= Exercise =
Please restate each line of the data below exactly. Omit all images.

App and web page records
========

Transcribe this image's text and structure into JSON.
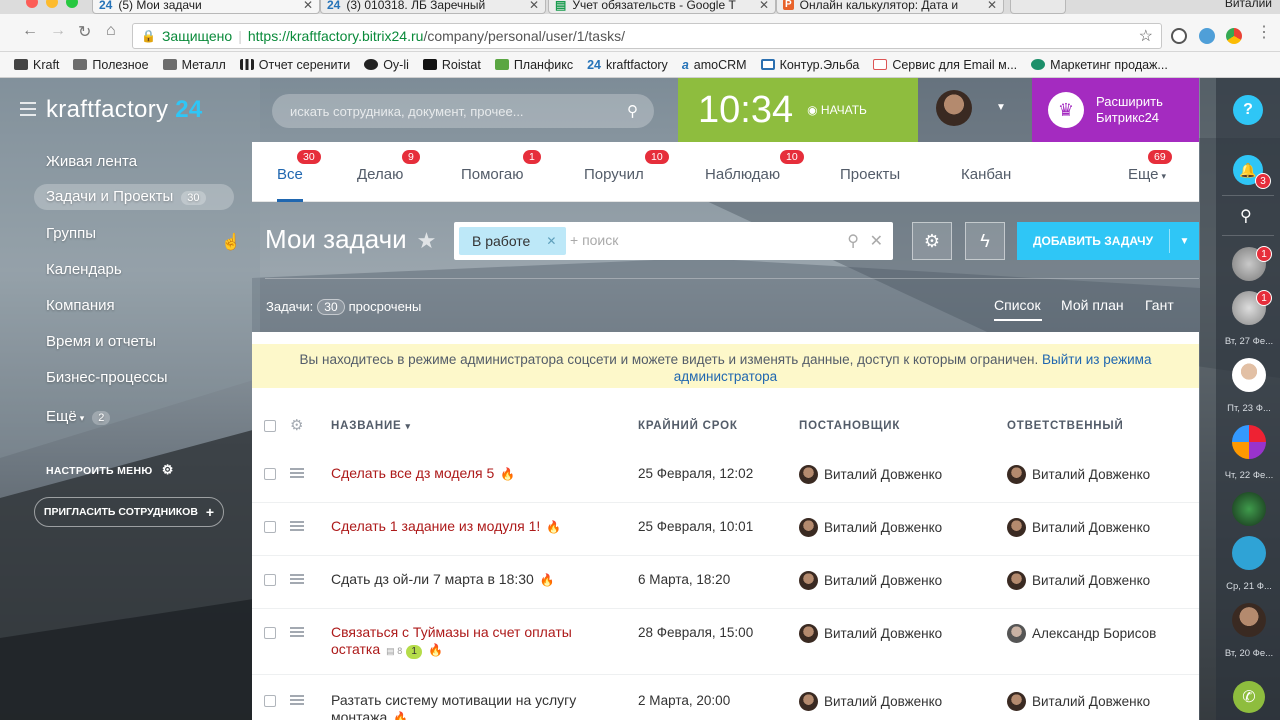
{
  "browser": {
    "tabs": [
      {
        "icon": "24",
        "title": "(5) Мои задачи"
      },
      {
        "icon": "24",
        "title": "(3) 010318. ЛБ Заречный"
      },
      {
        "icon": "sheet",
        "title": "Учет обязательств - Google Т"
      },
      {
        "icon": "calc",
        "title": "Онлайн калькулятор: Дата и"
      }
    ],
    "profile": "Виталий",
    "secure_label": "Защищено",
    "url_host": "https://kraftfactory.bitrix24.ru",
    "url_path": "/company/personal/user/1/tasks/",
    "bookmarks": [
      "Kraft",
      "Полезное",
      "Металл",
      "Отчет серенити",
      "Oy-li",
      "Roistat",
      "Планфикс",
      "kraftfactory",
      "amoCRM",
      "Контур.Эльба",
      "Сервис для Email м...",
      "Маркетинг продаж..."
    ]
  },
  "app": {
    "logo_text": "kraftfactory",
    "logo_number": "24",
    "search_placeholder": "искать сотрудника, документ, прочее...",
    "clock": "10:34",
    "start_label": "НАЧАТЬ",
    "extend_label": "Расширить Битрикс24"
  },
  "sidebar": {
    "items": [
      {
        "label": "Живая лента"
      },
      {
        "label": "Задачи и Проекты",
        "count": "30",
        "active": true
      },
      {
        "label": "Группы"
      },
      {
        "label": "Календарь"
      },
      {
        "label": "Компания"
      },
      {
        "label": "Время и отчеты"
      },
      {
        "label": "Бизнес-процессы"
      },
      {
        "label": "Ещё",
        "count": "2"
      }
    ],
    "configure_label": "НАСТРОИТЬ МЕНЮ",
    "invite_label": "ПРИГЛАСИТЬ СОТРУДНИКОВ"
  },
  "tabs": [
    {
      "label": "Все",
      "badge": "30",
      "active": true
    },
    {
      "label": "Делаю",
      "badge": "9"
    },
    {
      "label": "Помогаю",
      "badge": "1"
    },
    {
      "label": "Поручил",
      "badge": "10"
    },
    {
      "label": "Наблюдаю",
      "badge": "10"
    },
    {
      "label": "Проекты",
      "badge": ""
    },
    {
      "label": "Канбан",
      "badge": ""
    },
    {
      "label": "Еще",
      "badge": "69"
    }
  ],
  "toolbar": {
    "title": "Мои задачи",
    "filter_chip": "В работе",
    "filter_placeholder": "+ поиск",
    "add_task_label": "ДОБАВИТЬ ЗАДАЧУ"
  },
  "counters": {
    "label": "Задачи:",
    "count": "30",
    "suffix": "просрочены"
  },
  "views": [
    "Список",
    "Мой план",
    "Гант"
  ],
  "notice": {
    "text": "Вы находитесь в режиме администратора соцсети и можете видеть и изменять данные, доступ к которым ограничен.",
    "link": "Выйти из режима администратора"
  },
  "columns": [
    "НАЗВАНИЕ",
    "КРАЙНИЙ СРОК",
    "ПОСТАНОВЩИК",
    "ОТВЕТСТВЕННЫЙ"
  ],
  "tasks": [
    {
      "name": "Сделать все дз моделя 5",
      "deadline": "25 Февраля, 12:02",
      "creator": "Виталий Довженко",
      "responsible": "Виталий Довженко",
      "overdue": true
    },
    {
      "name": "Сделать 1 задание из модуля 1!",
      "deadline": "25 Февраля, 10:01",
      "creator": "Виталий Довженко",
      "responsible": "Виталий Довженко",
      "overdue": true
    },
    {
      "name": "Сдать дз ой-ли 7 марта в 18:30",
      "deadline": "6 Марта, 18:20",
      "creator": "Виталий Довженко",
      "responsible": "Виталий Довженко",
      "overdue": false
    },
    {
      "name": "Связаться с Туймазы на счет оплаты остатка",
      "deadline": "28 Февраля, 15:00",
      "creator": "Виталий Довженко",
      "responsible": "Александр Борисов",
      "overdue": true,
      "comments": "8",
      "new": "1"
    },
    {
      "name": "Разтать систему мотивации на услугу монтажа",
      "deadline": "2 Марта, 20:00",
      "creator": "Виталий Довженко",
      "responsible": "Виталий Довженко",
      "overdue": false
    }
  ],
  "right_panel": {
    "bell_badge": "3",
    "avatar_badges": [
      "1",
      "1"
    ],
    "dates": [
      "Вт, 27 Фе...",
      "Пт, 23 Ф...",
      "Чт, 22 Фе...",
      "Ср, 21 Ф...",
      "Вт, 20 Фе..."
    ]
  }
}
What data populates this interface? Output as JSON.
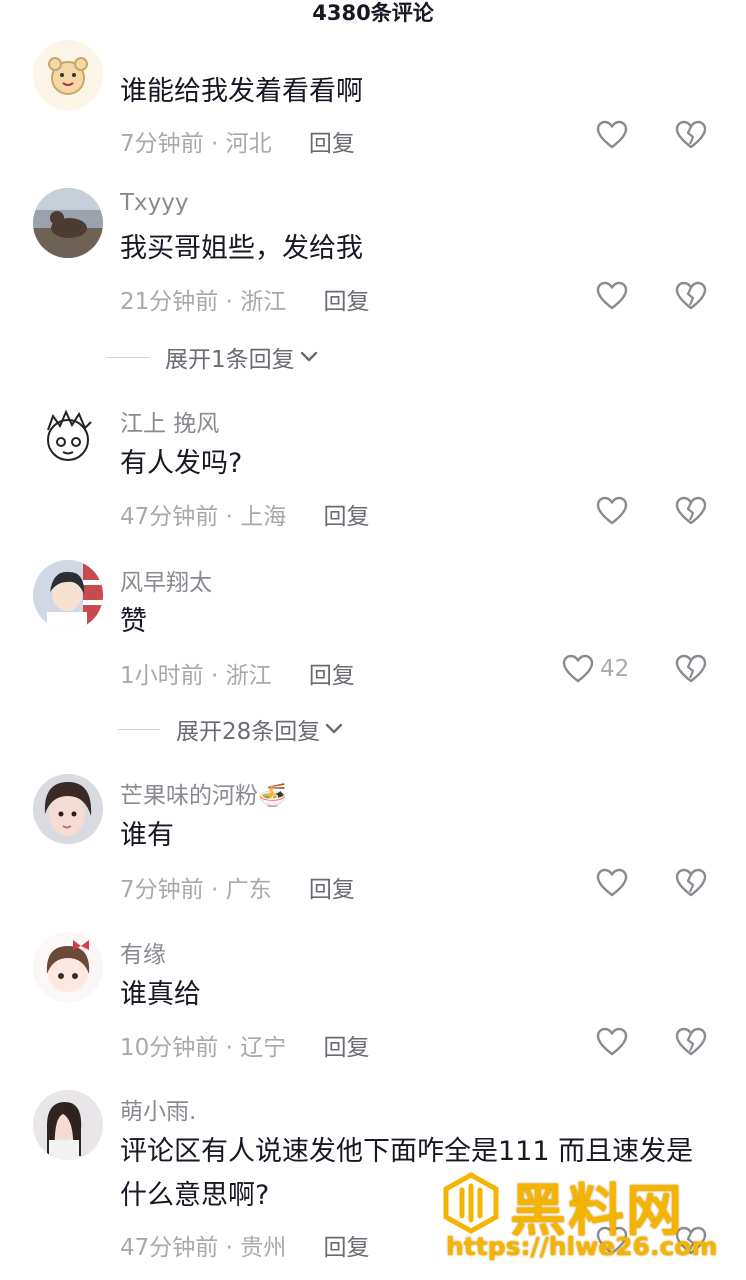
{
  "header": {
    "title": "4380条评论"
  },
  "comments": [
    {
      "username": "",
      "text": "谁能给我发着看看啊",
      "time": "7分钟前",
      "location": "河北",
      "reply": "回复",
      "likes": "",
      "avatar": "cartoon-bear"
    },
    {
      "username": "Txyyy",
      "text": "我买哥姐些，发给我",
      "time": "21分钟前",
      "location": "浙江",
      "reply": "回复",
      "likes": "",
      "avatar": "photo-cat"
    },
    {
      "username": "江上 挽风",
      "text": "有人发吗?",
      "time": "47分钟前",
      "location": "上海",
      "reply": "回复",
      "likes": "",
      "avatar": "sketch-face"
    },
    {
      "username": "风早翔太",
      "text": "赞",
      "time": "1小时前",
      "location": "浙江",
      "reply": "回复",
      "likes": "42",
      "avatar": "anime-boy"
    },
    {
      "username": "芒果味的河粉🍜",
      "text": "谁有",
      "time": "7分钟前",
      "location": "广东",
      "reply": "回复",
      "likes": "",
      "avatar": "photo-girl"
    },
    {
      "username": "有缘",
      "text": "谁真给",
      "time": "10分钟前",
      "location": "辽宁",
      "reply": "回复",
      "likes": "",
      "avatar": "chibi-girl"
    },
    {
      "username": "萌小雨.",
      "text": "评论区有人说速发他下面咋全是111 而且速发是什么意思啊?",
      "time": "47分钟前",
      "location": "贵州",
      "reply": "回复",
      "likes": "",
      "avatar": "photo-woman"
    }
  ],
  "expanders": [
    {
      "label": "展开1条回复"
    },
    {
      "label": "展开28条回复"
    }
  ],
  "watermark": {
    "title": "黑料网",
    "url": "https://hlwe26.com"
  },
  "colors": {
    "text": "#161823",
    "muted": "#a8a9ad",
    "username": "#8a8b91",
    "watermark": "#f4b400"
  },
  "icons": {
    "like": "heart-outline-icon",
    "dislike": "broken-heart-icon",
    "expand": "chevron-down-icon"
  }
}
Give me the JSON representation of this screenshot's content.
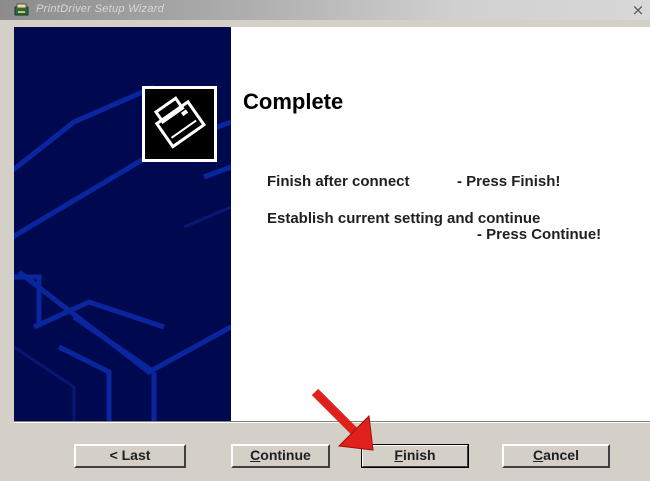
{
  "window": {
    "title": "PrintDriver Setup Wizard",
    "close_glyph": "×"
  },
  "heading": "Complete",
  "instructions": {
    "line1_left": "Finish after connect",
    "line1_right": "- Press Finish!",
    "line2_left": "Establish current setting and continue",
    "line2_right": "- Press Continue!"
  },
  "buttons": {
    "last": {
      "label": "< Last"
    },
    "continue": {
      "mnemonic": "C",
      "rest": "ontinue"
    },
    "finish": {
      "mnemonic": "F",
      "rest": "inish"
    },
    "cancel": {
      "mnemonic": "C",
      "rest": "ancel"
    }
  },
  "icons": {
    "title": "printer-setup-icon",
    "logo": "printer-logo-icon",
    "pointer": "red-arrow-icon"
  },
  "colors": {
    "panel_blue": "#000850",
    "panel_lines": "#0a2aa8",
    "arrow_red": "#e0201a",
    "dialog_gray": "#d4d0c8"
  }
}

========

= Response for this exercise =
Transcribe this image's text and structure into JSON.
{
  "browser": {
    "tabs": [
      {
        "icon": "24",
        "title": "(5) Мои задачи"
      },
      {
        "icon": "24",
        "title": "(3) 010318. ЛБ Заречный"
      },
      {
        "icon": "sheet",
        "title": "Учет обязательств - Google Т"
      },
      {
        "icon": "calc",
        "title": "Онлайн калькулятор: Дата и"
      }
    ],
    "profile": "Виталий",
    "secure_label": "Защищено",
    "url_host": "https://kraftfactory.bitrix24.ru",
    "url_path": "/company/personal/user/1/tasks/",
    "bookmarks": [
      "Kraft",
      "Полезное",
      "Металл",
      "Отчет серенити",
      "Oy-li",
      "Roistat",
      "Планфикс",
      "kraftfactory",
      "amoCRM",
      "Контур.Эльба",
      "Сервис для Email м...",
      "Маркетинг продаж..."
    ]
  },
  "app": {
    "logo_text": "kraftfactory",
    "logo_number": "24",
    "search_placeholder": "искать сотрудника, документ, прочее...",
    "clock": "10:34",
    "start_label": "НАЧАТЬ",
    "extend_label": "Расширить Битрикс24"
  },
  "sidebar": {
    "items": [
      {
        "label": "Живая лента"
      },
      {
        "label": "Задачи и Проекты",
        "count": "30",
        "active": true
      },
      {
        "label": "Группы"
      },
      {
        "label": "Календарь"
      },
      {
        "label": "Компания"
      },
      {
        "label": "Время и отчеты"
      },
      {
        "label": "Бизнес-процессы"
      },
      {
        "label": "Ещё",
        "count": "2"
      }
    ],
    "configure_label": "НАСТРОИТЬ МЕНЮ",
    "invite_label": "ПРИГЛАСИТЬ СОТРУДНИКОВ"
  },
  "tabs": [
    {
      "label": "Все",
      "badge": "30",
      "active": true
    },
    {
      "label": "Делаю",
      "badge": "9"
    },
    {
      "label": "Помогаю",
      "badge": "1"
    },
    {
      "label": "Поручил",
      "badge": "10"
    },
    {
      "label": "Наблюдаю",
      "badge": "10"
    },
    {
      "label": "Проекты",
      "badge": ""
    },
    {
      "label": "Канбан",
      "badge": ""
    },
    {
      "label": "Еще",
      "badge": "69"
    }
  ],
  "toolbar": {
    "title": "Мои задачи",
    "filter_chip": "В работе",
    "filter_placeholder": "+ поиск",
    "add_task_label": "ДОБАВИТЬ ЗАДАЧУ"
  },
  "counters": {
    "label": "Задачи:",
    "count": "30",
    "suffix": "просрочены"
  },
  "views": [
    "Список",
    "Мой план",
    "Гант"
  ],
  "notice": {
    "text": "Вы находитесь в режиме администратора соцсети и можете видеть и изменять данные, доступ к которым ограничен.",
    "link": "Выйти из режима администратора"
  },
  "columns": [
    "НАЗВАНИЕ",
    "КРАЙНИЙ СРОК",
    "ПОСТАНОВЩИК",
    "ОТВЕТСТВЕННЫЙ"
  ],
  "tasks": [
    {
      "name": "Сделать все дз моделя 5",
      "deadline": "25 Февраля, 12:02",
      "creator": "Виталий Довженко",
      "responsible": "Виталий Довженко",
      "overdue": true
    },
    {
      "name": "Сделать 1 задание из модуля 1!",
      "deadline": "25 Февраля, 10:01",
      "creator": "Виталий Довженко",
      "responsible": "Виталий Довженко",
      "overdue": true
    },
    {
      "name": "Сдать дз ой-ли 7 марта в 18:30",
      "deadline": "6 Марта, 18:20",
      "creator": "Виталий Довженко",
      "responsible": "Виталий Довженко",
      "overdue": false
    },
    {
      "name": "Связаться с Туймазы на счет оплаты остатка",
      "deadline": "28 Февраля, 15:00",
      "creator": "Виталий Довженко",
      "responsible": "Александр Борисов",
      "overdue": true,
      "comments": "8",
      "new": "1"
    },
    {
      "name": "Разтать систему мотивации на услугу монтажа",
      "deadline": "2 Марта, 20:00",
      "creator": "Виталий Довженко",
      "responsible": "Виталий Довженко",
      "overdue": false
    }
  ],
  "right_panel": {
    "bell_badge": "3",
    "avatar_badges": [
      "1",
      "1"
    ],
    "dates": [
      "Вт, 27 Фе...",
      "Пт, 23 Ф...",
      "Чт, 22 Фе...",
      "Ср, 21 Ф...",
      "Вт, 20 Фе..."
    ]
  }
}
What data populates this interface? Output as JSON.
{
  "header": {
    "title": "4380条评论"
  },
  "comments": [
    {
      "username": "",
      "text": "谁能给我发着看看啊",
      "time": "7分钟前",
      "location": "河北",
      "reply": "回复",
      "likes": "",
      "avatar": "cartoon-bear"
    },
    {
      "username": "Txyyy",
      "text": "我买哥姐些，发给我",
      "time": "21分钟前",
      "location": "浙江",
      "reply": "回复",
      "likes": "",
      "avatar": "photo-cat"
    },
    {
      "username": "江上 挽风",
      "text": "有人发吗?",
      "time": "47分钟前",
      "location": "上海",
      "reply": "回复",
      "likes": "",
      "avatar": "sketch-face"
    },
    {
      "username": "风早翔太",
      "text": "赞",
      "time": "1小时前",
      "location": "浙江",
      "reply": "回复",
      "likes": "42",
      "avatar": "anime-boy"
    },
    {
      "username": "芒果味的河粉🍜",
      "text": "谁有",
      "time": "7分钟前",
      "location": "广东",
      "reply": "回复",
      "likes": "",
      "avatar": "photo-girl"
    },
    {
      "username": "有缘",
      "text": "谁真给",
      "time": "10分钟前",
      "location": "辽宁",
      "reply": "回复",
      "likes": "",
      "avatar": "chibi-girl"
    },
    {
      "username": "萌小雨.",
      "text": "评论区有人说速发他下面咋全是111 而且速发是什么意思啊?",
      "time": "47分钟前",
      "location": "贵州",
      "reply": "回复",
      "likes": "",
      "avatar": "photo-woman"
    }
  ],
  "expanders": [
    {
      "label": "展开1条回复"
    },
    {
      "label": "展开28条回复"
    }
  ],
  "watermark": {
    "title": "黑料网",
    "url": "https://hlwe26.com"
  },
  "colors": {
    "text": "#161823",
    "muted": "#a8a9ad",
    "username": "#8a8b91",
    "watermark": "#f4b400"
  },
  "icons": {
    "like": "heart-outline-icon",
    "dislike": "broken-heart-icon",
    "expand": "chevron-down-icon"
  }
}
Give me the JSON representation of this screenshot's content.
{
  "window": {
    "title": "PrintDriver Setup Wizard",
    "close_glyph": "×"
  },
  "heading": "Complete",
  "instructions": {
    "line1_left": "Finish after connect",
    "line1_right": "- Press Finish!",
    "line2_left": "Establish current setting and continue",
    "line2_right": "- Press Continue!"
  },
  "buttons": {
    "last": {
      "label": "< Last"
    },
    "continue": {
      "mnemonic": "C",
      "rest": "ontinue"
    },
    "finish": {
      "mnemonic": "F",
      "rest": "inish"
    },
    "cancel": {
      "mnemonic": "C",
      "rest": "ancel"
    }
  },
  "icons": {
    "title": "printer-setup-icon",
    "logo": "printer-logo-icon",
    "pointer": "red-arrow-icon"
  },
  "colors": {
    "panel_blue": "#000850",
    "panel_lines": "#0a2aa8",
    "arrow_red": "#e0201a",
    "dialog_gray": "#d4d0c8"
  }
}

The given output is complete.